▼

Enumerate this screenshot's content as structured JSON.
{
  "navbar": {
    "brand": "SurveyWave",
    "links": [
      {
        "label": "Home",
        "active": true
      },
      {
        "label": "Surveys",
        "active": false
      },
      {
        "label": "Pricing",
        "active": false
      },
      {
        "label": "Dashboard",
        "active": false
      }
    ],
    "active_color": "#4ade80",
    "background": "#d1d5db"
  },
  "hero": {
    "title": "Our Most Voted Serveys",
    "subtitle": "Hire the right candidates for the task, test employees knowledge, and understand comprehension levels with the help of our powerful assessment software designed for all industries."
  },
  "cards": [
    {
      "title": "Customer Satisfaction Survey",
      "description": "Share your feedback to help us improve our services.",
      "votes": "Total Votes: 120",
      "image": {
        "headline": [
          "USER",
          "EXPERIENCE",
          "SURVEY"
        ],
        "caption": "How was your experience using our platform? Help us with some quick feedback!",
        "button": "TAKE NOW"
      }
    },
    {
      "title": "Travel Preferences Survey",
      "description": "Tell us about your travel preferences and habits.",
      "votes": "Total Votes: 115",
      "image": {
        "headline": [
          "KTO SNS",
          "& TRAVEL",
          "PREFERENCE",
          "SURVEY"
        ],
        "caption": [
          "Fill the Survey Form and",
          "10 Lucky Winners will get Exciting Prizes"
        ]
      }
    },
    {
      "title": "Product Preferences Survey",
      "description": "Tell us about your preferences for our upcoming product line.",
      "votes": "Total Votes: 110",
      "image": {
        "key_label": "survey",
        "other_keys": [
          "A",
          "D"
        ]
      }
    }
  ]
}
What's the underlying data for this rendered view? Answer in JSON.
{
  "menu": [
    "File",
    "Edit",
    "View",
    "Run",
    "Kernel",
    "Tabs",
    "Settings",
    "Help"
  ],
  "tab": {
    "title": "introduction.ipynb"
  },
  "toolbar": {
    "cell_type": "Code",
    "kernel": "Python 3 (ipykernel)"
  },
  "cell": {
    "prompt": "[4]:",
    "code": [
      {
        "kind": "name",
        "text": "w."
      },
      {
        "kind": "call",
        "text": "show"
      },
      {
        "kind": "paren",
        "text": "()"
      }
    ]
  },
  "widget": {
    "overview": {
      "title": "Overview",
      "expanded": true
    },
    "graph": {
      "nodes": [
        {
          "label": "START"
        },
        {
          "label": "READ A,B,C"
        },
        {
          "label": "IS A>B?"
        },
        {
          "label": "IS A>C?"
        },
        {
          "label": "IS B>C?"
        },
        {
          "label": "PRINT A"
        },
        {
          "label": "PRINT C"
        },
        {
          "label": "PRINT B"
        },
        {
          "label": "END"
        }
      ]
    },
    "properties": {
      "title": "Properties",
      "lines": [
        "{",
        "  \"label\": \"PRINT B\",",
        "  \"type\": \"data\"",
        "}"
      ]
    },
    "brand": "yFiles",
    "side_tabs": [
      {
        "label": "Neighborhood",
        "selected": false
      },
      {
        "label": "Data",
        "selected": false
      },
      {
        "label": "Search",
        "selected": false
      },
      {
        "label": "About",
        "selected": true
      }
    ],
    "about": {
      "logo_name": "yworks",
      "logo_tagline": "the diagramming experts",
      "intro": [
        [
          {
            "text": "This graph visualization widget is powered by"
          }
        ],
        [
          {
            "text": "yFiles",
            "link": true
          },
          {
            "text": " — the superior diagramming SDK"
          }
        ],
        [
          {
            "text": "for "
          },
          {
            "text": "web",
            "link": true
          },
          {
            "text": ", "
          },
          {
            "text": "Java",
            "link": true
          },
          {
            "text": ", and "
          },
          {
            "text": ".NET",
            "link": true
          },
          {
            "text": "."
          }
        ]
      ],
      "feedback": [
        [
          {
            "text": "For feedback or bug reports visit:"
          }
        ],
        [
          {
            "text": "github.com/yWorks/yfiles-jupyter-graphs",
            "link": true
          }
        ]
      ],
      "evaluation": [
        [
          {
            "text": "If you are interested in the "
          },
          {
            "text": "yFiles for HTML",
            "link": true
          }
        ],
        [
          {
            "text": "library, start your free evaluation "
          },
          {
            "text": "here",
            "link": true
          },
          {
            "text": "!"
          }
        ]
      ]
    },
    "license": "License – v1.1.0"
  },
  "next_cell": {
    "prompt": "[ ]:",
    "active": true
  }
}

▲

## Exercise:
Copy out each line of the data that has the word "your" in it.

## Reply:
      "description": "Share your feedback to help us improve our services.",
        "caption": "How was your experience using our platform? Help us with some quick feedback!",
      "description": "Tell us about your travel preferences and habits.",
      "description": "Tell us about your preferences for our upcoming product line.",
            "text": "library, start your free evaluation "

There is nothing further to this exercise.